Last month I attended a screening, sponsored by the National Association of Black Journalists, of The Central Park Five, the Ken Burns and Sarah Burns and David McMahon documentary about the railroading of five innocent Black and Latino teens accused and convicted of raping and beating a white female jogger in Central Park in April of 1989. The case shocked the city and nation and introduced a new vocabulary to describe out of control Black and Latino teens: ‘wilding’ and ‘wolf pack’.
The doc aired on PBS last night and is now streaming online. If you haven’t seen it, you should check it out if you want to get an understanding of how race and class, bolstered by media, shapes injustice in New York City.

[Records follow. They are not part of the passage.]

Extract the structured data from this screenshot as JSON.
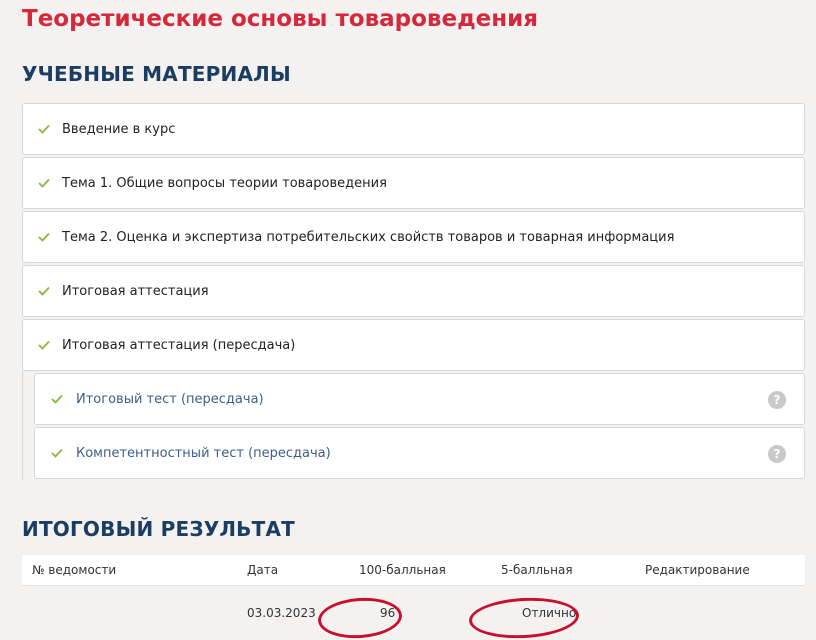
{
  "course": {
    "title": "Теоретические основы товароведения"
  },
  "materials": {
    "heading": "УЧЕБНЫЕ МАТЕРИАЛЫ",
    "items": [
      {
        "label": "Введение в курс",
        "completed": true
      },
      {
        "label": "Тема 1. Общие вопросы теории товароведения",
        "completed": true
      },
      {
        "label": "Тема 2. Оценка и экспертиза потребительских свойств товаров и товарная информация",
        "completed": true
      },
      {
        "label": "Итоговая аттестация",
        "completed": true
      },
      {
        "label": "Итоговая аттестация (пересдача)",
        "completed": true
      }
    ],
    "subitems": [
      {
        "label": "Итоговый тест (пересдача)",
        "completed": true,
        "help": "?"
      },
      {
        "label": "Компетентностный тест (пересдача)",
        "completed": true,
        "help": "?"
      }
    ]
  },
  "result": {
    "heading": "ИТОГОВЫЙ РЕЗУЛЬТАТ",
    "columns": [
      "№ ведомости",
      "Дата",
      "100-балльная",
      "5-балльная",
      "Редактирование"
    ],
    "rows": [
      {
        "sheet_no": "",
        "date": "03.03.2023",
        "score100": "96",
        "score5": "Отлично",
        "edit": ""
      }
    ]
  },
  "colors": {
    "title": "#d6283b",
    "heading": "#1c3d62",
    "check": "#8bb53a",
    "link": "#3a5f86",
    "annotation": "#c8102e"
  },
  "icons": {
    "check": "check-icon",
    "help": "help-icon"
  }
}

The doc was screened at MIST in Harlem and I, along with over 200 audience members, had the opportunity to speak to Raymond Santana, Kory Wise, and Yusef Salaam, about their experiences after leaving prison and their lawsuit launched against NYC for wrongful imprisonment and malicious prosecution. The men were exonerated in 2002 but the city still hasn’t settled; and the prosecutors and detectives who ruined their lives stand by their detective work. Here’s some of what was said after the screening.
Yusef Salaam: This is in regards to the persons or officers directly involved, right?

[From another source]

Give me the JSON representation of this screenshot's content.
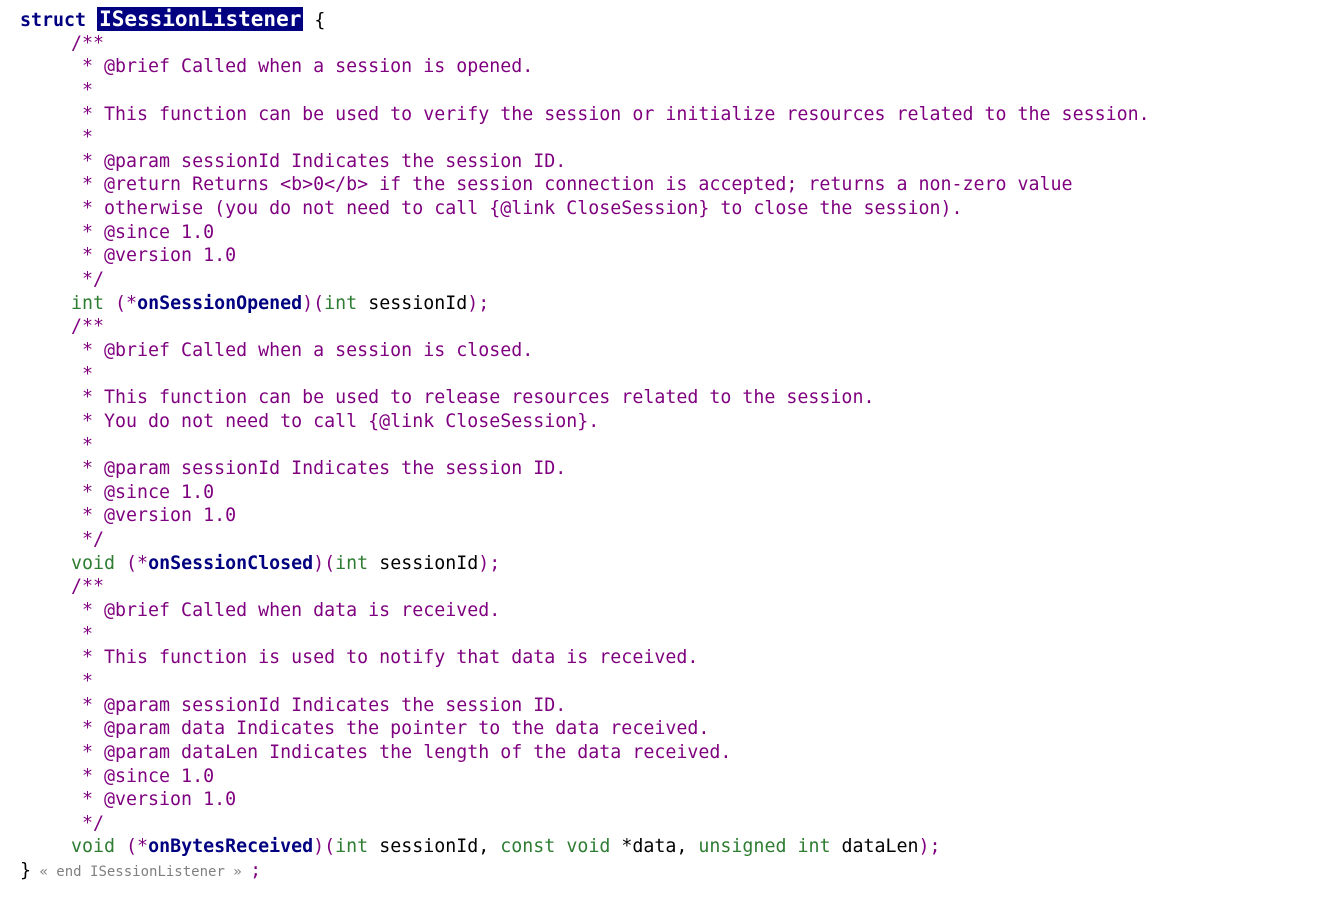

YS: The only apology that we have ever received has been from the court room artist, [Marilyn Church]. She wrote a book called The Art of Justice. She has all these cases in her book, John Gotti, us, Bernhard Goetz, because she was the one that was drawing…Back then there were no cameras in the courtroom, it was an artist who did their job to depict the perpetrator. When you are a person of color you are a perpetrator, you’re not innocent until proven guilty. In her book there’s a caption that say’s “I’m so sorry for the way that I drew them. I feel like I had a direct part in their conviction.”
When we got to prison, the first thing that people said was, I thought you guys looked like these animals! That’s how they were drawing us.They were drawing us looking Iike big gorillas and, unfortunately, as [former NYC Mayor David Dinkins said back then, mutants. Mutants of the human family who were urban terrorists. This language that was being used, this was how they were drawing us. No one from back then has ever come out and apologized. And that right there does so much as Ken says, We're all human, you know what, I'm sorry.
It's interesting that you mention the word mutants because at the time, either before or after your arrest, Marvel Comics came out with a comic book called Wolf Pack, which I think was a result of your case, and this language was used to describe you.
YS: I was talking about this the other day, about hip hop artists talking about the Justice League. I said, Man, we should be the justice league because we've been through so much!
On what is happening with their lawsuit against the city. Below, Raymond Santana explains how New York City is stalling their lawsuit.
Raymond Santana: So what happens is they send you a stack of waivers they ask you to sign off on. They basically go into your history: school records, medical records, prison records, anything they can find to use against you. For our parents and our siblings, they go back 25 years. So my father, they wanted him to sign off on how many doctors he's seen in 25 years.
And so, this stuff has no bearing on the case.Their theory is that either Reyes [ Matias Reyes, above, confessed to the crime] went first or we went first. They’re still saying that we are guilty but it changes. Now they’re saying it isn’t a question of whether we are guilty or innocent anymore, its all about how the police did nothing wrong, that they followed procedure. So basically its all about credibility.
What they’re trying to do is trying to find anything that could discredit you. So when we go to trial, they’ll say, Well you know, Raymond, he was exonerated in the Central Park Jogging Case but he also went to jail for a drug case. Which makes people automatically say, ‘Yeah he gotta be a criminal’, without knowing the facts as to why I went to jail. This is where we at right now; we’re still in depositions. To date they’ve completed 45 depositions but the heart of their case still hasn’t gone yet. That’s [prosecutors] Fairstein, thats Lederer, Detective Oroyo, [Detective] Mike Sheehan, who is on Fox 5.
The reason why they’re trying to hold them to go last is becuase they have a lot of dirt in their history. Mike Sheehan, allegedly, drives drunk on a regular basis. This is the kind of stuff they’re trying to hold out until the end, part of the stall tactics they use against us.
New York City has settled lawsuits with drug dealers but still refuse to settle the case 13 years after the men’s exoneration.